Related: 6 Major Reasons to Invest in Real Estate (& How to Invest With Purpose!)
The investors who can look inside themselves and find this answer to why they can’t give up do everything in their power to solve their “why” and that sets them apart from those who are chasing money and inevitably fizzle out.
Systems & Procedures
The successful investors focus on creating a proven way and documenting it so it is not just another unpredictable event that will need to be addressed. We all have seen the investors who do not have systems. All they do all day is run around putting out the same types of fires over and over. They often have their phone glued to their face 70 percent of the day and never have time to grow the company.
In our company, we have a operations manual. That tells us how we do what we do. We use software to help simplify and direct operations. Successful investors differentiate themselves from the unsuccessful by putting these systems in place as their business grows.
Delegating & Leadership
After the successful investor has learned to use all the preceding traits, they often focus on leading others to learn these traits and use them for the organization he/she has built. I believe this is one of the final ceilings to break through that sets the successful apart. They learn to lead. Once they earn the respect enough to lead, delegating is simple and the company will boom. The leader learns to build a team around them that trusts and respects them. They do this with clarity and empathy.

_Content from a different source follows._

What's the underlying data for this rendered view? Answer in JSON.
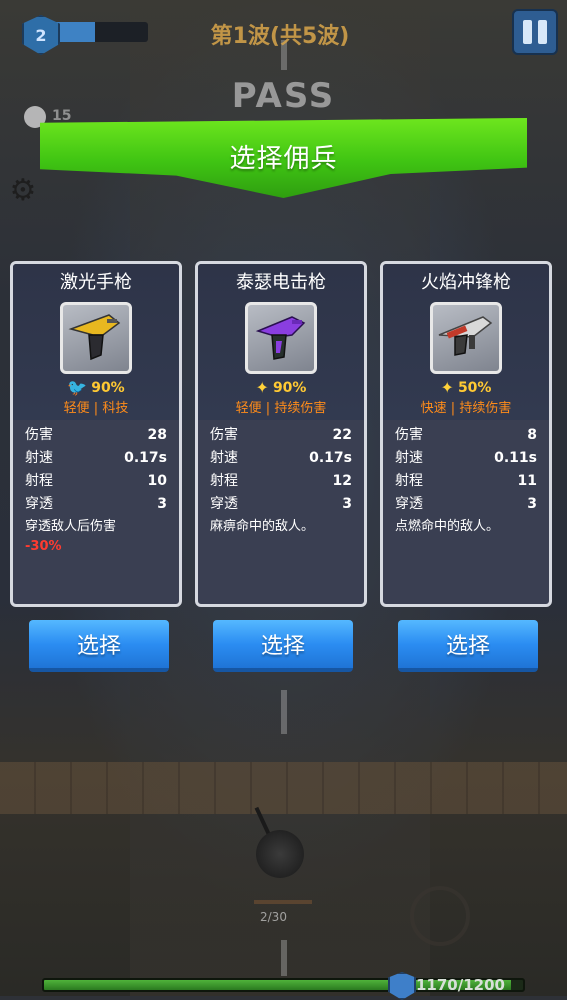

As our company has added employees and staff, I am learning how much I enjoy this part of a business. It’s rewarding to watch people who otherwise would have been strangers join together to follow a common goal using systems and procedures that have been set in place through years of hustle and perseverance.

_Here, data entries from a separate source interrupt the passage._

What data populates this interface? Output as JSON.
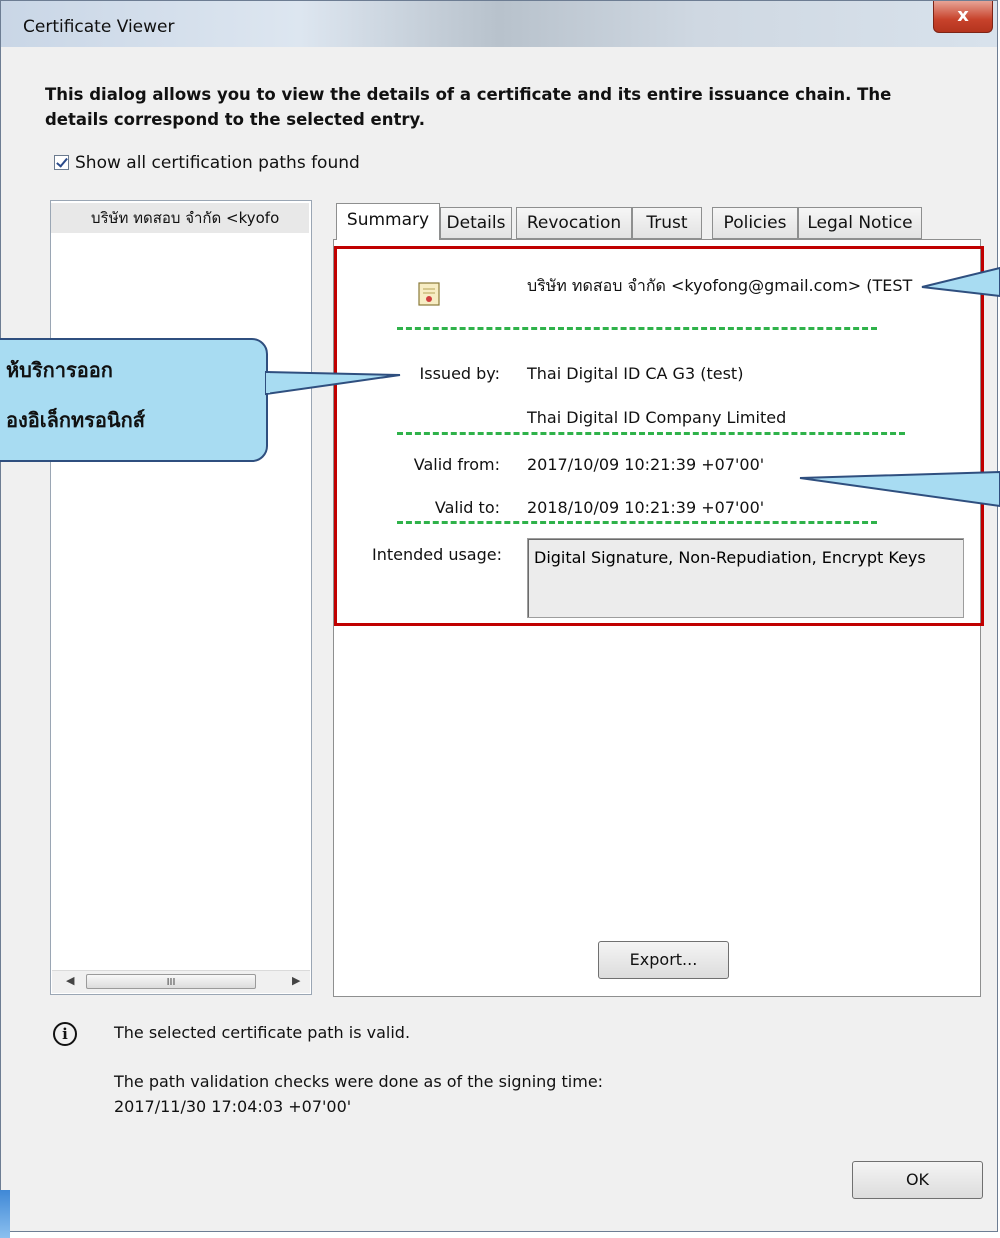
{
  "window": {
    "title": "Certificate Viewer",
    "close_label": "x"
  },
  "description": "This dialog allows you to view the details of a certificate and its entire issuance chain. The details correspond to the selected entry.",
  "show_all_paths": {
    "label": "Show all certification paths found",
    "checked": true
  },
  "tree": {
    "items": [
      {
        "label": "บริษัท ทดสอบ จำกัด <kyofo"
      }
    ],
    "scroll_thumb": "III"
  },
  "tabs": [
    {
      "label": "Summary",
      "active": true
    },
    {
      "label": "Details"
    },
    {
      "label": "Revocation"
    },
    {
      "label": "Trust"
    },
    {
      "label": "Policies"
    },
    {
      "label": "Legal Notice"
    }
  ],
  "summary": {
    "subject": "บริษัท ทดสอบ จำกัด <kyofong@gmail.com> (TEST",
    "issued_by_label": "Issued by:",
    "issued_by_line1": "Thai Digital ID CA G3 (test)",
    "issued_by_line2": "Thai Digital ID Company Limited",
    "valid_from_label": "Valid from:",
    "valid_from": "2017/10/09 10:21:39 +07'00'",
    "valid_to_label": "Valid to:",
    "valid_to": "2018/10/09 10:21:39 +07'00'",
    "usage_label": "Intended usage:",
    "usage": "Digital Signature, Non-Repudiation, Encrypt Keys"
  },
  "export_button": "Export...",
  "status": {
    "valid_text": "The selected certificate path is valid.",
    "check_text": "The path validation checks were done as of the signing time:",
    "check_time": "2017/11/30 17:04:03 +07'00'"
  },
  "ok_button": "OK",
  "callout": {
    "line1": "ห้บริการออก",
    "line2": "องอิเล็กทรอนิกส์"
  },
  "colors": {
    "highlight_border": "#c00000",
    "dash": "#2fb24a",
    "callout_fill": "#a8dcf2"
  }
}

What sets apart the successful investor from those who fail, quit, or never get started? A lot.
The reason you hear so many answers to this questions is because there are so many correct answers. Each answer will become true to an investor at different parts of their business. I have found they build on each other like a pyramid much more so than just completing one and moving on to the next. If delegating and leadership is the top of the pyramid and you have reached that that trait but you completely give up on the lower level of perseverance and persistence, that pyramid is likely to crumble and fall. I hope you all will take these traits and use them to set yourself apart from those who fail, quit, or never get started.
We’re republishing this article to help out our newer readers.
What would YOU say is the most common reason investors fail, quit, or never get started? What truly sets apart successful investors from the rest?
Let me know your thoughts with a comment!